WORK ORDER:
Write the entries out in full, matching them exactly.

INFORMATION:
'''
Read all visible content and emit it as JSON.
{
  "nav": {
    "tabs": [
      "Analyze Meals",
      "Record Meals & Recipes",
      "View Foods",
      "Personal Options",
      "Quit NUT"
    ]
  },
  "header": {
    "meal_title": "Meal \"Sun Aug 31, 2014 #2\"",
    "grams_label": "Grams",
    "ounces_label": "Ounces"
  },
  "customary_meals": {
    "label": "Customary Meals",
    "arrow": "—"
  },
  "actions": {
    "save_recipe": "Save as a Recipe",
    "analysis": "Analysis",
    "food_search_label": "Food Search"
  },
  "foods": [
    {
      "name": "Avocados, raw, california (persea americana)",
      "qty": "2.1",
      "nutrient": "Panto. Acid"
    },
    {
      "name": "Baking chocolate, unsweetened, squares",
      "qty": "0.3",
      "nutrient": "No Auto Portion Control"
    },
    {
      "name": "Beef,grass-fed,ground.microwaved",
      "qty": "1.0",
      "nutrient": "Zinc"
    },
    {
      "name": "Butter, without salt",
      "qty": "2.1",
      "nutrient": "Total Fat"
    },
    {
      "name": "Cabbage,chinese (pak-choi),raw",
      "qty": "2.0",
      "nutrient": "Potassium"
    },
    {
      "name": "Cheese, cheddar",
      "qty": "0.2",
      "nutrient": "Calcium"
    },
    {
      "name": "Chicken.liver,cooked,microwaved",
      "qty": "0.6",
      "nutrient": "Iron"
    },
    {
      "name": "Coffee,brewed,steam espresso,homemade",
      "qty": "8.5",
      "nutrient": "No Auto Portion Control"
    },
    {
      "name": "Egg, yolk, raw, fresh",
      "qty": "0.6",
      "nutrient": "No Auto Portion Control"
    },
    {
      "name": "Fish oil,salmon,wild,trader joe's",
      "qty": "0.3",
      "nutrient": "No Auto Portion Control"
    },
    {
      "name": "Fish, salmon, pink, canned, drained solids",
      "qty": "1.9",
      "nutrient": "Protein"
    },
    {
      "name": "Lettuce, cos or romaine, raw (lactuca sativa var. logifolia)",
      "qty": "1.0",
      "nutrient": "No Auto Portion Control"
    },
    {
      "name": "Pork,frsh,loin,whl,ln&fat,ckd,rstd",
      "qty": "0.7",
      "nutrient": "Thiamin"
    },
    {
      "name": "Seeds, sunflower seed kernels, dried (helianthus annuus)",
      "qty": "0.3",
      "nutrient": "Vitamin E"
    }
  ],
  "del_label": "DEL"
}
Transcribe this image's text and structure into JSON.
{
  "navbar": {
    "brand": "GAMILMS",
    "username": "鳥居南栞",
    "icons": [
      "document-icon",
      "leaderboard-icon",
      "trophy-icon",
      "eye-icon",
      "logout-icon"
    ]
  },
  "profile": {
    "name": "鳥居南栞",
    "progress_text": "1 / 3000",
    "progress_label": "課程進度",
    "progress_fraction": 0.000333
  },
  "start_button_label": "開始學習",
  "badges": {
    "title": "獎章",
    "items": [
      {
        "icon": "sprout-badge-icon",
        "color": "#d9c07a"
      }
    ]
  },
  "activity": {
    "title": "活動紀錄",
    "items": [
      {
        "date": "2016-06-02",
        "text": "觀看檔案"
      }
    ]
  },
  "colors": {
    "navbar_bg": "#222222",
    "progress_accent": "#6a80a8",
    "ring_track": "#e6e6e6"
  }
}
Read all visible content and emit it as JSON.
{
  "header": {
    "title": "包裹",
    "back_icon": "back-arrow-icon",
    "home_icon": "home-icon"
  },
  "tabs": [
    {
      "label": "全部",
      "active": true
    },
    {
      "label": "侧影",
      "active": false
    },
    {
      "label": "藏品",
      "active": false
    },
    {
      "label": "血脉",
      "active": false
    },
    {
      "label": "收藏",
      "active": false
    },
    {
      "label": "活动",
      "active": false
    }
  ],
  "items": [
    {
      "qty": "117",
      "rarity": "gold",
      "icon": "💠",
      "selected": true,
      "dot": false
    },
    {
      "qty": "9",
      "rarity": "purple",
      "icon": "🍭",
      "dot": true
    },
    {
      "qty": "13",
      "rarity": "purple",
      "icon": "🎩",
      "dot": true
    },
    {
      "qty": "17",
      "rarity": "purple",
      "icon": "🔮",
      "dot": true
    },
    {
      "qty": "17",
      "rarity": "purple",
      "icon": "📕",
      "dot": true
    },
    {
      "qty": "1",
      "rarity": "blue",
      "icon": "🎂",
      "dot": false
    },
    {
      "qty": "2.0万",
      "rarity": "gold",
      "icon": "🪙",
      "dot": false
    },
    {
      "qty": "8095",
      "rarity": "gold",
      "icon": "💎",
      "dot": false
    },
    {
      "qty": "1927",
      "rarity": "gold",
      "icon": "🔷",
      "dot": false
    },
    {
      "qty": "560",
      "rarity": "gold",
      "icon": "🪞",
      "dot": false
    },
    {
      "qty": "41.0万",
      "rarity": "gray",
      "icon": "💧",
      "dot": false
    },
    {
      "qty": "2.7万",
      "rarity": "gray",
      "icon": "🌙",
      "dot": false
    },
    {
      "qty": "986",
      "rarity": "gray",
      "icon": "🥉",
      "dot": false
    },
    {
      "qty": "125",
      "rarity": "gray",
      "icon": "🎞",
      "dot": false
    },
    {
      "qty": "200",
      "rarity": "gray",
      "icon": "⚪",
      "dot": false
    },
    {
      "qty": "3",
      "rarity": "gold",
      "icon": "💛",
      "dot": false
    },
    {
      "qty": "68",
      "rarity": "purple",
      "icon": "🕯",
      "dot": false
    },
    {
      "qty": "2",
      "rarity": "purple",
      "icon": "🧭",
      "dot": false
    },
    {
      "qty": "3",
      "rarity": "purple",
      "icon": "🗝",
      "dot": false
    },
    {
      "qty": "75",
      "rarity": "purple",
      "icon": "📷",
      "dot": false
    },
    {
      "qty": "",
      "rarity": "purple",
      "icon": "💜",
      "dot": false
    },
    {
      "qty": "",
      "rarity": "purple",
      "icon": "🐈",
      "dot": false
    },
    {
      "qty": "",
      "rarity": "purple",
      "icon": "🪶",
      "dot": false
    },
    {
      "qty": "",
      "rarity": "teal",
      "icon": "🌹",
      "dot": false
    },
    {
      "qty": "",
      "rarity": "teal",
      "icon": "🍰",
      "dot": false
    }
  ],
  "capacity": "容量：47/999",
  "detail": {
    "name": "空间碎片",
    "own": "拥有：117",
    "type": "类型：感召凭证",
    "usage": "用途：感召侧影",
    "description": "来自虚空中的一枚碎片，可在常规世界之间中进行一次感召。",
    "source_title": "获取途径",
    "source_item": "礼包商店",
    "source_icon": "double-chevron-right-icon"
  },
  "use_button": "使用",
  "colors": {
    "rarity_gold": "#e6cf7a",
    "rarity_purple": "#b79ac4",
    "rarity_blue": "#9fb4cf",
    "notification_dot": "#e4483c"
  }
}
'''
ANSWER TO THIS PROBLEM:
Read all visible content and emit it as JSON.
{
  "nav": {
    "tabs": [
      "Analyze Meals",
      "Record Meals & Recipes",
      "View Foods",
      "Personal Options",
      "Quit NUT"
    ]
  },
  "header": {
    "meal_title": "Meal \"Sun Aug 31, 2014 #2\"",
    "grams_label": "Grams",
    "ounces_label": "Ounces"
  },
  "customary_meals": {
    "label": "Customary Meals",
    "arrow": "—"
  },
  "actions": {
    "save_recipe": "Save as a Recipe",
    "analysis": "Analysis",
    "food_search_label": "Food Search"
  },
  "foods": [
    {
      "name": "Avocados, raw, california (persea americana)",
      "qty": "2.1",
      "nutrient": "Panto. Acid"
    },
    {
      "name": "Baking chocolate, unsweetened, squares",
      "qty": "0.3",
      "nutrient": "No Auto Portion Control"
    },
    {
      "name": "Beef,grass-fed,ground.microwaved",
      "qty": "1.0",
      "nutrient": "Zinc"
    },
    {
      "name": "Butter, without salt",
      "qty": "2.1",
      "nutrient": "Total Fat"
    },
    {
      "name": "Cabbage,chinese (pak-choi),raw",
      "qty": "2.0",
      "nutrient": "Potassium"
    },
    {
      "name": "Cheese, cheddar",
      "qty": "0.2",
      "nutrient": "Calcium"
    },
    {
      "name": "Chicken.liver,cooked,microwaved",
      "qty": "0.6",
      "nutrient": "Iron"
    },
    {
      "name": "Coffee,brewed,steam espresso,homemade",
      "qty": "8.5",
      "nutrient": "No Auto Portion Control"
    },
    {
      "name": "Egg, yolk, raw, fresh",
      "qty": "0.6",
      "nutrient": "No Auto Portion Control"
    },
    {
      "name": "Fish oil,salmon,wild,trader joe's",
      "qty": "0.3",
      "nutrient": "No Auto Portion Control"
    },
    {
      "name": "Fish, salmon, pink, canned, drained solids",
      "qty": "1.9",
      "nutrient": "Protein"
    },
    {
      "name": "Lettuce, cos or romaine, raw (lactuca sativa var. logifolia)",
      "qty": "1.0",
      "nutrient": "No Auto Portion Control"
    },
    {
      "name": "Pork,frsh,loin,whl,ln&fat,ckd,rstd",
      "qty": "0.7",
      "nutrient": "Thiamin"
    },
    {
      "name": "Seeds, sunflower seed kernels, dried (helianthus annuus)",
      "qty": "0.3",
      "nutrient": "Vitamin E"
    }
  ],
  "del_label": "DEL"
}
Transcribe this image's text and structure into JSON.
{
  "navbar": {
    "brand": "GAMILMS",
    "username": "鳥居南栞",
    "icons": [
      "document-icon",
      "leaderboard-icon",
      "trophy-icon",
      "eye-icon",
      "logout-icon"
    ]
  },
  "profile": {
    "name": "鳥居南栞",
    "progress_text": "1 / 3000",
    "progress_label": "課程進度",
    "progress_fraction": 0.000333
  },
  "start_button_label": "開始學習",
  "badges": {
    "title": "獎章",
    "items": [
      {
        "icon": "sprout-badge-icon",
        "color": "#d9c07a"
      }
    ]
  },
  "activity": {
    "title": "活動紀錄",
    "items": [
      {
        "date": "2016-06-02",
        "text": "觀看檔案"
      }
    ]
  },
  "colors": {
    "navbar_bg": "#222222",
    "progress_accent": "#6a80a8",
    "ring_track": "#e6e6e6"
  }
}
Read all visible content and emit it as JSON.
{
  "header": {
    "title": "包裹",
    "back_icon": "back-arrow-icon",
    "home_icon": "home-icon"
  },
  "tabs": [
    {
      "label": "全部",
      "active": true
    },
    {
      "label": "侧影",
      "active": false
    },
    {
      "label": "藏品",
      "active": false
    },
    {
      "label": "血脉",
      "active": false
    },
    {
      "label": "收藏",
      "active": false
    },
    {
      "label": "活动",
      "active": false
    }
  ],
  "items": [
    {
      "qty": "117",
      "rarity": "gold",
      "icon": "💠",
      "selected": true,
      "dot": false
    },
    {
      "qty": "9",
      "rarity": "purple",
      "icon": "🍭",
      "dot": true
    },
    {
      "qty": "13",
      "rarity": "purple",
      "icon": "🎩",
      "dot": true
    },
    {
      "qty": "17",
      "rarity": "purple",
      "icon": "🔮",
      "dot": true
    },
    {
      "qty": "17",
      "rarity": "purple",
      "icon": "📕",
      "dot": true
    },
    {
      "qty": "1",
      "rarity": "blue",
      "icon": "🎂",
      "dot": false
    },
    {
      "qty": "2.0万",
      "rarity": "gold",
      "icon": "🪙",
      "dot": false
    },
    {
      "qty": "8095",
      "rarity": "gold",
      "icon": "💎",
      "dot": false
    },
    {
      "qty": "1927",
      "rarity": "gold",
      "icon": "🔷",
      "dot": false
    },
    {
      "qty": "560",
      "rarity": "gold",
      "icon": "🪞",
      "dot": false
    },
    {
      "qty": "41.0万",
      "rarity": "gray",
      "icon": "💧",
      "dot": false
    },
    {
      "qty": "2.7万",
      "rarity": "gray",
      "icon": "🌙",
      "dot": false
    },
    {
      "qty": "986",
      "rarity": "gray",
      "icon": "🥉",
      "dot": false
    },
    {
      "qty": "125",
      "rarity": "gray",
      "icon": "🎞",
      "dot": false
    },
    {
      "qty": "200",
      "rarity": "gray",
      "icon": "⚪",
      "dot": false
    },
    {
      "qty": "3",
      "rarity": "gold",
      "icon": "💛",
      "dot": false
    },
    {
      "qty": "68",
      "rarity": "purple",
      "icon": "🕯",
      "dot": false
    },
    {
      "qty": "2",
      "rarity": "purple",
      "icon": "🧭",
      "dot": false
    },
    {
      "qty": "3",
      "rarity": "purple",
      "icon": "🗝",
      "dot": false
    },
    {
      "qty": "75",
      "rarity": "purple",
      "icon": "📷",
      "dot": false
    },
    {
      "qty": "",
      "rarity": "purple",
      "icon": "💜",
      "dot": false
    },
    {
      "qty": "",
      "rarity": "purple",
      "icon": "🐈",
      "dot": false
    },
    {
      "qty": "",
      "rarity": "purple",
      "icon": "🪶",
      "dot": false
    },
    {
      "qty": "",
      "rarity": "teal",
      "icon": "🌹",
      "dot": false
    },
    {
      "qty": "",
      "rarity": "teal",
      "icon": "🍰",
      "dot": false
    }
  ],
  "capacity": "容量：47/999",
  "detail": {
    "name": "空间碎片",
    "own": "拥有：117",
    "type": "类型：感召凭证",
    "usage": "用途：感召侧影",
    "description": "来自虚空中的一枚碎片，可在常规世界之间中进行一次感召。",
    "source_title": "获取途径",
    "source_item": "礼包商店",
    "source_icon": "double-chevron-right-icon"
  },
  "use_button": "使用",
  "colors": {
    "rarity_gold": "#e6cf7a",
    "rarity_purple": "#b79ac4",
    "rarity_blue": "#9fb4cf",
    "notification_dot": "#e4483c"
  }
}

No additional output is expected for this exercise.